donderdag, 4 mei, 2017 - 12:30
Campus: Brussels Humanities, Sciences & Engineering campus
Faculteit: Brussels Diplomatic Academy
D
2.01
Brussels Diplomatic Academy
bda@vub.be
Guest lecture

Abstract

The present decade has witnessed a turning point in the autonomous sanctions practice of the European Union. One of the most evident features of recent sanctions practice is that measures are gradually becoming less 'targeted'. Targeted sanctions are designed to affect those individuals and elites responsible for the policies condemned by the sender, rather than the population as a whole. The present talk considers the extent to which autonomous sanctions fulfil this objective by scrutinising three established sanctions strands of the EU: Common Foreign and Security Policy (CFSP) sanctions, development aid suspensions and Generalised Scheme of Preferences (GSP) withdrawals. It is argued that the notion of targeted sanctions has been more faithfully implemented in some strands of EU sanctions than in others, and that court challenges have driven the modification of selection criteria in the 'flagship' CFSP sanctions practice that accounts for the increasingly broad nature of the measures.

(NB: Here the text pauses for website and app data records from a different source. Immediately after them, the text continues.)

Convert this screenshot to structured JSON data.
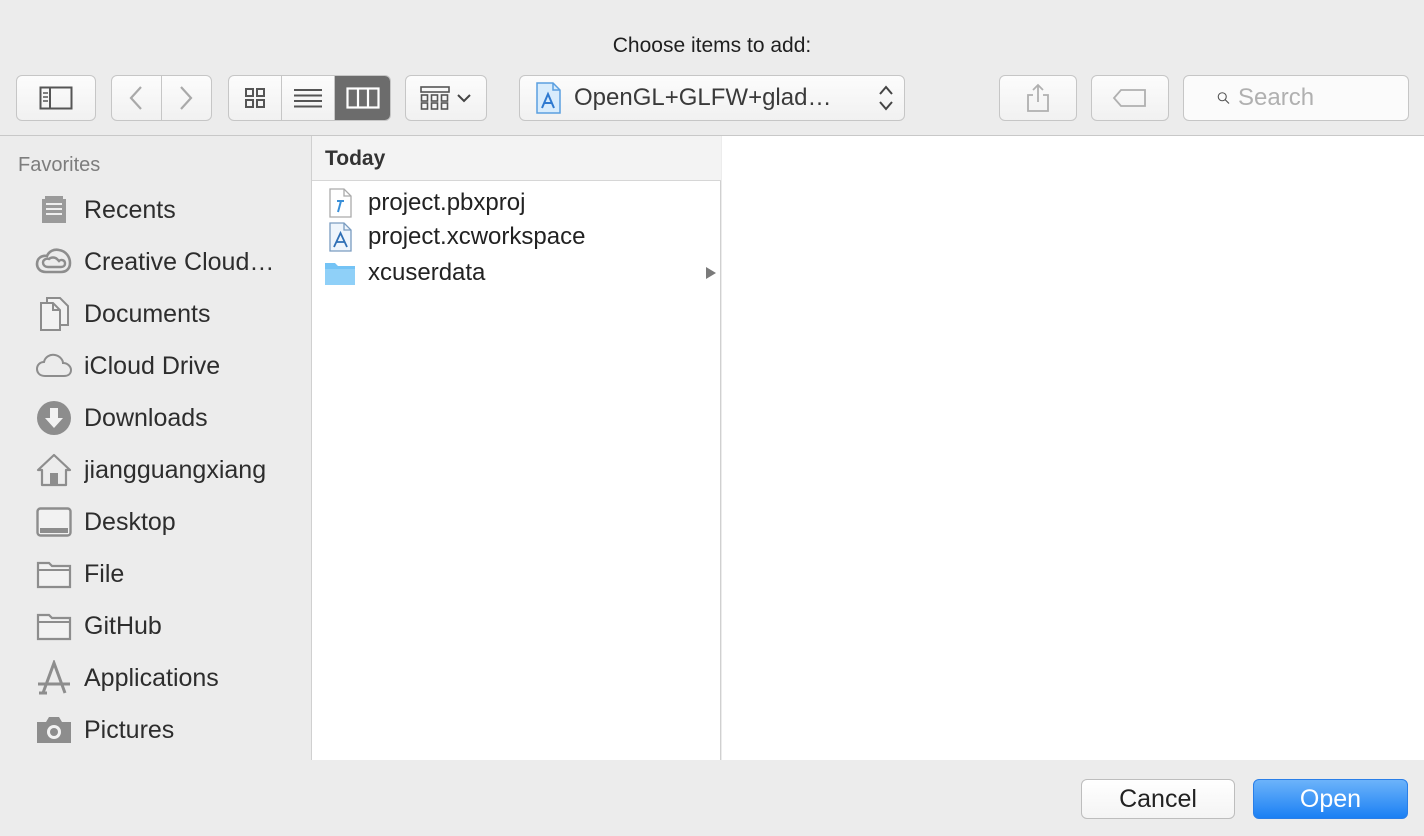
{
  "dialog": {
    "title": "Choose items to add:"
  },
  "toolbar": {
    "path_label": "OpenGL+GLFW+glad…",
    "search_placeholder": "Search",
    "view_modes": [
      "icon",
      "list",
      "column"
    ],
    "active_view": "column"
  },
  "sidebar": {
    "section_title": "Favorites",
    "items": [
      {
        "label": "Recents",
        "icon": "recents-icon"
      },
      {
        "label": "Creative Cloud…",
        "icon": "creative-cloud-icon"
      },
      {
        "label": "Documents",
        "icon": "documents-icon"
      },
      {
        "label": "iCloud Drive",
        "icon": "icloud-icon"
      },
      {
        "label": "Downloads",
        "icon": "downloads-icon"
      },
      {
        "label": "jiangguangxiang",
        "icon": "home-icon"
      },
      {
        "label": "Desktop",
        "icon": "desktop-icon"
      },
      {
        "label": "File",
        "icon": "folder-icon"
      },
      {
        "label": "GitHub",
        "icon": "folder-icon"
      },
      {
        "label": "Applications",
        "icon": "applications-icon"
      },
      {
        "label": "Pictures",
        "icon": "camera-icon"
      }
    ]
  },
  "browser": {
    "column_header": "Today",
    "files": [
      {
        "name": "project.pbxproj",
        "icon": "pbxproj-file-icon",
        "has_children": false
      },
      {
        "name": "project.xcworkspace",
        "icon": "xcworkspace-file-icon",
        "has_children": false
      },
      {
        "name": "xcuserdata",
        "icon": "folder-icon",
        "has_children": true
      }
    ]
  },
  "buttons": {
    "cancel": "Cancel",
    "open": "Open"
  },
  "colors": {
    "accent": "#1b80f4",
    "window_bg": "#ececec",
    "active_segment": "#6c6c6c"
  }
}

Speaker Bio

Dr Clara PORTELA is a Visiting Professor at the College of Europe and an Assistant Professor of Political Science at Singapore Management University. She holds a PhD from the European University Institute in Florence and an MA from the Free University of Berlin. She is the author of the monograph European Union Sanctions and Foreign Policy (2010), for which she received the 2011 THESEUS Award for Promising Research on European Integration. She has prepared several reports for the European Parliament’s Committee on Foreign Affairs and participated in consultative processes convened by the United Nations and the European External Action Service. Clara Portela was a Guest Professor at the University of Innsbruck (Austria) in 2014/15 and has held visiting positions with Carleton University (Canada), the Institut d’Etudes Politiques de Grenoble (France) the University of London (UK) and Monash University (Australia), among others.